Scanning the entries below, copy every line that contains the word "Disease".

RECORDS TO PROCESS —
------------------------
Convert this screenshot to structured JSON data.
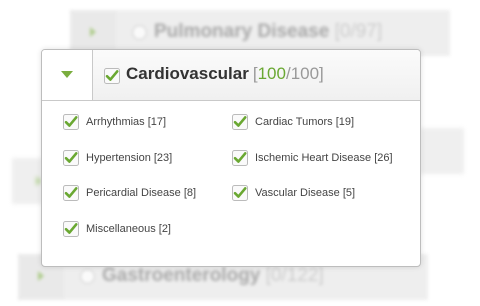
{
  "background_rows": {
    "top": {
      "title": "Pulmonary Disease",
      "count": "[0/97]"
    },
    "bottom": {
      "title": "Gastroenterology",
      "count": "[0/122]"
    }
  },
  "category": {
    "title": "Cardiovascular",
    "count_open": "[",
    "count_selected": "100",
    "count_separator": "/",
    "count_total": "100]",
    "checked": true
  },
  "items": [
    {
      "label": "Arrhythmias [17]",
      "checked": true
    },
    {
      "label": "Cardiac Tumors [19]",
      "checked": true
    },
    {
      "label": "Hypertension [23]",
      "checked": true
    },
    {
      "label": "Ischemic Heart Disease [26]",
      "checked": true
    },
    {
      "label": "Pericardial Disease [8]",
      "checked": true
    },
    {
      "label": "Vascular Disease [5]",
      "checked": true
    },
    {
      "label": "Miscellaneous [2]",
      "checked": true
    }
  ],
  "colors": {
    "accent": "#7aad3e",
    "count_selected": "#6aa832",
    "border": "#bdbdbd"
  },
  "icons": {
    "expanded": "triangle-down-icon",
    "collapsed": "triangle-right-icon",
    "check": "checkmark-icon"
  }
}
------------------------
RESPONSE AREA —
      "title": "Pulmonary Disease",
      "label": "Ischemic Heart Disease [26]",
      "label": "Pericardial Disease [8]",
      "label": "Vascular Disease [5]",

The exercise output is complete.